•  » » » » Ah, the trick is to have the LHS-within-block build a DSU over entire sets from the RHS+previous-LHS-blocks rather than over individual nodes. The RHS sets don’t change while moving the LHS, so the LHS can use a separate DSU tree and can be wiped clean after each query without any granular rollbacks. Nice!
•  » » » » » What does LHS mean?
•  » » » » » » Left-hand side. Or simply left, as opposed to right. In this case, I’m talking about about the disjoint-set union formed by the streets whose indices are smaller than the patrolled streets.
•  » » Thanks, fixed!
 » Can someone explain the strategy when k is odd, in Problem A? thx
•  » » When k is odd, do query of length k/2, and the problem size becomes at most k/2+1, which is acceptable. BTW the solution has missed a keypoint: let function begin be the startpoint index, then begin(n)=n/2+1-begin(n/2) when n is even, and begin(n)=n/2+2-begin(n/2+1) when n is odd.

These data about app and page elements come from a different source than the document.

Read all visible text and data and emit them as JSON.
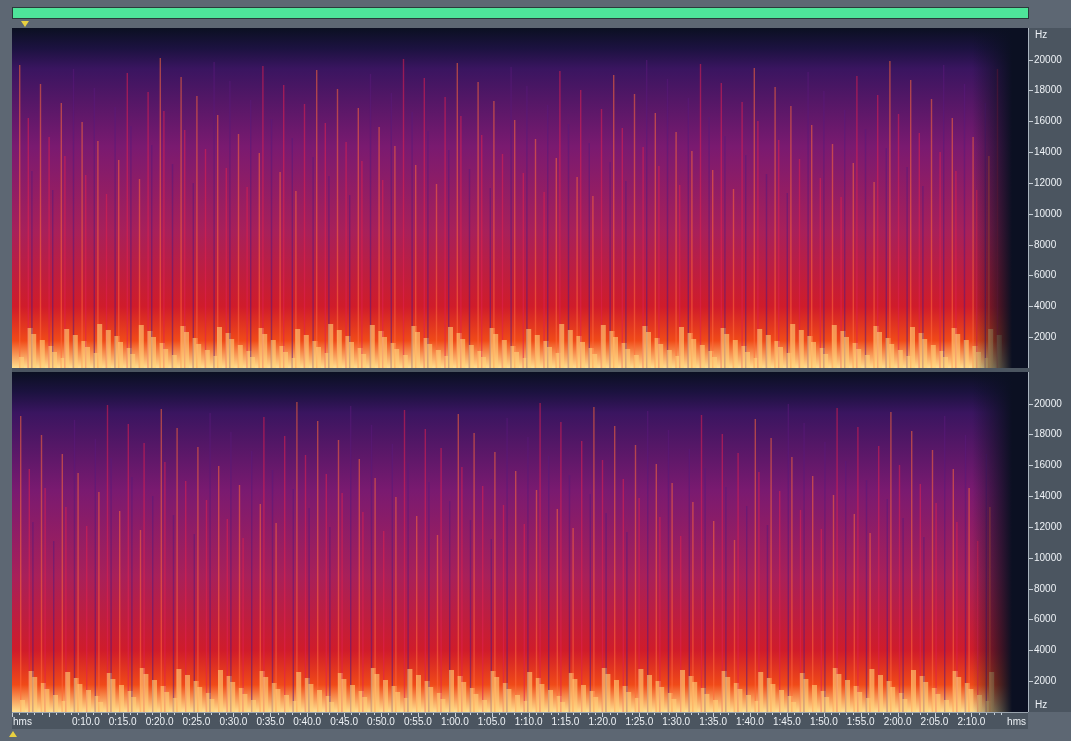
{
  "channels": [
    {
      "unit_top": "Hz",
      "frequency_labels": [
        "20000",
        "18000",
        "16000",
        "14000",
        "12000",
        "10000",
        "8000",
        "6000",
        "4000",
        "2000"
      ]
    },
    {
      "unit_bottom": "Hz",
      "frequency_labels": [
        "20000",
        "18000",
        "16000",
        "14000",
        "12000",
        "10000",
        "8000",
        "6000",
        "4000",
        "2000"
      ]
    }
  ],
  "time_ruler": {
    "start_label": "hms",
    "labels": [
      "0:10.0",
      "0:15.0",
      "0:20.0",
      "0:25.0",
      "0:30.0",
      "0:35.0",
      "0:40.0",
      "0:45.0",
      "0:50.0",
      "0:55.0",
      "1:00.0",
      "1:05.0",
      "1:10.0",
      "1:15.0",
      "1:20.0",
      "1:25.0",
      "1:30.0",
      "1:35.0",
      "1:40.0",
      "1:45.0",
      "1:50.0",
      "1:55.0",
      "2:00.0",
      "2:05.0",
      "2:10.0"
    ],
    "end_label": "hms"
  }
}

•  » » » Could you explain more carefully how to use the strategy of k using color [1,k] to construct a new strategy of 2k+1 using color [1, 2k+1] ?
•  » » » » It's not using stategy k to construct 2k+1, but to use stategy k and stategy k+1 to construct 2k+1. For example, strategy for 3 is 2 -> 3 -> 1 and strategy for 4 is 2 -> 4 -> (1 or 3). Then stategy 7 is:We first calculate the startpoint, begin(7)=5-2=3. So we do query 3 -> 6 first. (6=3+(7/2))If res==0, then the result is in [4, 7], and the problem reduces into strategy 4, which is 6 -> 1 -> (5 or 7). If res==1, then range is [1, 3], so the problem reduces into strategy 3, which is 6 -> 5 -> 7.
•  » » » » You may refer to my solution: 89211392
•  » » » » » Got it. But I still have a question: if res == 0, why we won't use a color twice or more?
 » "the graph exluding..."——you missed a 'c'.(excluding)